"All that is required in the way of instructions is that the charge as a whole convey to the jury a clear and correct understanding of the law of the case. The charge should not assume the existence of facts in controversy, or lay too much emphasis on particular facts or the testimony of particular witnesses. It is the duty of the court to lay down the law according to its own interpretation of it and not necessarily in accordance with the interpretation of counsel. Considerable latitude must be allowed the trial court in the language used so long as the substance of the law is correctly stated."

The evidence amply supporting the jury's determination of fact issues relating to defendant's liability for underestimating costs, and the court's instructions on the measure of damages being in accordance with controlling legal principles, the orders appealed from are affirmed.


MacLAUGHLIN, J., took no part in the consideration or decision of this case.

YETKA and SCOTT, JJ., not having been members of this court at the time of the argument and submission, took no part in the consideration or decision of this case.

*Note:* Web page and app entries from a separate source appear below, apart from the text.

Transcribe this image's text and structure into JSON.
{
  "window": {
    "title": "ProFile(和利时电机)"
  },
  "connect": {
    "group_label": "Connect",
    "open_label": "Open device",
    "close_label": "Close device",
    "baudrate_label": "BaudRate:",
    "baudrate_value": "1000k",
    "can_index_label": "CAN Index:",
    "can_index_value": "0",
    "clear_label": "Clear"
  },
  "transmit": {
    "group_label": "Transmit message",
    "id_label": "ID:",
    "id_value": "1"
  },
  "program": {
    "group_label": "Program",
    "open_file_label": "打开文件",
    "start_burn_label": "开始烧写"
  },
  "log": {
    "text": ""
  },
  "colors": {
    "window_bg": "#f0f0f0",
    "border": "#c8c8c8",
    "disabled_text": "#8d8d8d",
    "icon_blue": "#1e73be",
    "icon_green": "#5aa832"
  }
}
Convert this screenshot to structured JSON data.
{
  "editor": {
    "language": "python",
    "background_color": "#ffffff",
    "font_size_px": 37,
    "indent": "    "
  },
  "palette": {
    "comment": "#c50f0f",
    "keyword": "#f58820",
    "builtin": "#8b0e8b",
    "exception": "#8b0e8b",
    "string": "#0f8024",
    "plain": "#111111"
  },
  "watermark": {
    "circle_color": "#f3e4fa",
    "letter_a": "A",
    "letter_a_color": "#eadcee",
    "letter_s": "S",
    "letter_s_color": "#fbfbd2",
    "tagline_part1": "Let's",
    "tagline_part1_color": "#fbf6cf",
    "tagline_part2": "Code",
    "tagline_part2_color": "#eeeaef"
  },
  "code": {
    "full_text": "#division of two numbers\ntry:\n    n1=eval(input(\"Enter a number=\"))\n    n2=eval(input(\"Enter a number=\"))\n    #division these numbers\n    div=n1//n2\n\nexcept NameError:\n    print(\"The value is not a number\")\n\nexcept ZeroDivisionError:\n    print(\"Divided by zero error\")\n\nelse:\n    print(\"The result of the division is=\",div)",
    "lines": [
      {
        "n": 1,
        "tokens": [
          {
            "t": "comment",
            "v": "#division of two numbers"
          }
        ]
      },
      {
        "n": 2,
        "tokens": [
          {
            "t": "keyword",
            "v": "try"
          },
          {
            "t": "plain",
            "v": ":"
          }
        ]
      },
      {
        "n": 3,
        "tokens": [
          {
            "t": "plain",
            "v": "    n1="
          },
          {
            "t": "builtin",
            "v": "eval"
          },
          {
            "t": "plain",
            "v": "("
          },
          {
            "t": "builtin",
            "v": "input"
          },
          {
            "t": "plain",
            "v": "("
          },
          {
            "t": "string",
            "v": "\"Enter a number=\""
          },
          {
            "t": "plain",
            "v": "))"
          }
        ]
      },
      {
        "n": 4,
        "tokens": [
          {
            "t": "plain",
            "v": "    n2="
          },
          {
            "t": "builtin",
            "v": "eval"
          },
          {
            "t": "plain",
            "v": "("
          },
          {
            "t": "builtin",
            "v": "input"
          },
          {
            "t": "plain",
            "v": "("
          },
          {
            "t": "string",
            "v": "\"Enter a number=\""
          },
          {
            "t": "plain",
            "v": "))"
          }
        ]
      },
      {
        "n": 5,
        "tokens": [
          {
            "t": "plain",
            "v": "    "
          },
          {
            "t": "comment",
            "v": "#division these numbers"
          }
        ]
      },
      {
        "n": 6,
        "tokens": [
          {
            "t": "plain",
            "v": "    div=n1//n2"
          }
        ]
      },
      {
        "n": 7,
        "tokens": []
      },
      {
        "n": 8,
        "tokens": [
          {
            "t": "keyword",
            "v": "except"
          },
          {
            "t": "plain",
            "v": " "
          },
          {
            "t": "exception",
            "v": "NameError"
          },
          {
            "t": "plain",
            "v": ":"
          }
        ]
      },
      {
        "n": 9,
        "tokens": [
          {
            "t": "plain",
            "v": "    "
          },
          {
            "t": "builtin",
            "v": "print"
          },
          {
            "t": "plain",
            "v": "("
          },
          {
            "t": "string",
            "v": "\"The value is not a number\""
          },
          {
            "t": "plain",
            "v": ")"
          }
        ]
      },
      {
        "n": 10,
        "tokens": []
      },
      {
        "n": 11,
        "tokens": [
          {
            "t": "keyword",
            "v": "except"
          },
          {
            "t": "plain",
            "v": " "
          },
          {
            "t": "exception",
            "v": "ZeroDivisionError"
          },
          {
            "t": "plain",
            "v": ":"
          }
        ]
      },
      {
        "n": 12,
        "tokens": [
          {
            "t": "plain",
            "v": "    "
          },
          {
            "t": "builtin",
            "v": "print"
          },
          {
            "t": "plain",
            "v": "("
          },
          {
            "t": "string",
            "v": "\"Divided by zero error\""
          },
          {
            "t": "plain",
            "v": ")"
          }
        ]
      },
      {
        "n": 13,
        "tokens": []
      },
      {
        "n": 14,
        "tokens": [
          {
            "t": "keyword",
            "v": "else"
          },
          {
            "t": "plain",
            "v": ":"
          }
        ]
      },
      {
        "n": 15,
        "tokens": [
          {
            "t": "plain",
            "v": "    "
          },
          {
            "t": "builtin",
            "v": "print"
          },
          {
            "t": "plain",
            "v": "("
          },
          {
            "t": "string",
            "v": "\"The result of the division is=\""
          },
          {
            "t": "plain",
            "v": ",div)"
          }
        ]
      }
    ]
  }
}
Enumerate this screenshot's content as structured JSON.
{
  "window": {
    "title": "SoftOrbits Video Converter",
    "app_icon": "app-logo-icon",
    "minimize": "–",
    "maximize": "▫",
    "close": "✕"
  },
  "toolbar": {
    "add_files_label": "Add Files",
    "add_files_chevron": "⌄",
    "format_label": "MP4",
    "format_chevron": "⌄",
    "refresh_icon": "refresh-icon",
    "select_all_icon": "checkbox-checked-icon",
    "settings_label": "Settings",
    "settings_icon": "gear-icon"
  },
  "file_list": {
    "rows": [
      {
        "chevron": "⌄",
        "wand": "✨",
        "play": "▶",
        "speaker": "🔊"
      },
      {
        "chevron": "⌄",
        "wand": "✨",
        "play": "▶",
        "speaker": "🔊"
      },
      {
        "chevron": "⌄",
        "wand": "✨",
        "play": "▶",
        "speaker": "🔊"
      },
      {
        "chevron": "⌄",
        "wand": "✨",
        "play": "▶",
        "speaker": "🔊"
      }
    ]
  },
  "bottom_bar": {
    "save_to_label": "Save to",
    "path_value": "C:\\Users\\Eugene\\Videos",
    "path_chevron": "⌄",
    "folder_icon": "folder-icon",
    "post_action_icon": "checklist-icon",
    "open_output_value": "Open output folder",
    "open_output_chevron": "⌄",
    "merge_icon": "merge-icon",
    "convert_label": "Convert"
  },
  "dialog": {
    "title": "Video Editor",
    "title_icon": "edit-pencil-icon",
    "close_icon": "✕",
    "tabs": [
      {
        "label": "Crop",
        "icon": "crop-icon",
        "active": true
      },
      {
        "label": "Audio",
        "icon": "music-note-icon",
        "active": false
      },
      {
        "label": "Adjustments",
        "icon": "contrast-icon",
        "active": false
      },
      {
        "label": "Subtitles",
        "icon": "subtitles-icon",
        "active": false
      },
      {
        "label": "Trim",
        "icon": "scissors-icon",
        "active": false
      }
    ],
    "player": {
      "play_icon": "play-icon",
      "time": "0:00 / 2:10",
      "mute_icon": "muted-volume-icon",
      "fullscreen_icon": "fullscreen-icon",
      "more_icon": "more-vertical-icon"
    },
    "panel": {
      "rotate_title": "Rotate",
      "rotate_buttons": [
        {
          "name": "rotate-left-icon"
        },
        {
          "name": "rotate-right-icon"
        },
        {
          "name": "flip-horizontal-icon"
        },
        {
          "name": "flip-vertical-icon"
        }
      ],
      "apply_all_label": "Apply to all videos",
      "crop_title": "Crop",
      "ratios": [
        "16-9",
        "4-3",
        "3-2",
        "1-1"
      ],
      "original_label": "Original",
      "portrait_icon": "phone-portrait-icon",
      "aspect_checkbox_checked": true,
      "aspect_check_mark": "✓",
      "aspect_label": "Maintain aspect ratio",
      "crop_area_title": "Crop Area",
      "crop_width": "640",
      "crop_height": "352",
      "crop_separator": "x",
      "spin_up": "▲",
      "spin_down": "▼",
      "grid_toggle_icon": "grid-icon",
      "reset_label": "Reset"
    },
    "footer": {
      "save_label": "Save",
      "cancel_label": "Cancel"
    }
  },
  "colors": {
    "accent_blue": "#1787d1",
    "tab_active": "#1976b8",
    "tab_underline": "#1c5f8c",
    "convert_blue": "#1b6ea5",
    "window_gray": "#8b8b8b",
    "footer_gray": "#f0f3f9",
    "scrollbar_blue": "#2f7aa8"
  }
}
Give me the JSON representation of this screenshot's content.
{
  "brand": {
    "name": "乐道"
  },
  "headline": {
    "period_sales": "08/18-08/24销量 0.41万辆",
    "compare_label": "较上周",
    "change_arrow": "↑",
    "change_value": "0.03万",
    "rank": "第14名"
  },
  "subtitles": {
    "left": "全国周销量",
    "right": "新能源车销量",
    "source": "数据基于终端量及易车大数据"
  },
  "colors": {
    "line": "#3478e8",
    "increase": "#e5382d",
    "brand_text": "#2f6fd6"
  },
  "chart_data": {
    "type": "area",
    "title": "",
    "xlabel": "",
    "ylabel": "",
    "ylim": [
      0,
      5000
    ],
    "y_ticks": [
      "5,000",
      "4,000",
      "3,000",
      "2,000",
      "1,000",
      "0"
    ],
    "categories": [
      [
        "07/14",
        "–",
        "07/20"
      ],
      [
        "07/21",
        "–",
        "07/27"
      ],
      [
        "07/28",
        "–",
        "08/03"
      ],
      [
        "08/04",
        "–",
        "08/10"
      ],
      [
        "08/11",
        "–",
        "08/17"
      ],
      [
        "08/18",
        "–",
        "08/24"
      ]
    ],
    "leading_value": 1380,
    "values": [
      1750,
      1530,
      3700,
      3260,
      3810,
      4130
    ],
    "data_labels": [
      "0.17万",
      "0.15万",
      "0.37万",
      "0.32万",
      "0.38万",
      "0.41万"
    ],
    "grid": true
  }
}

[1] Annotation, 20 A.L.R.3d 778, contains many cases setting forth the rule of damages applicable to the failure of an architect in underestimating building costs. The following statements may be found in the annotation (pp. 783, 785, 786): "Several decisions support the rule that an architect cannot recover compensation on the contract if the actual or probable cost of construction exceeds the agreed maximum cost."

"Many courts have adopted the rule that an architect cannot recover compensation on the contract if the actual or probable cost of construction substantially exceeds the agreed maximum cost."

"In cases where the building contract contained a cost figure expressed in terms of an approximation or estimate, many courts have allowed the architect or building contractor to recover compensation, even though the actual or probable cost of construction exceeded the agreed maximum."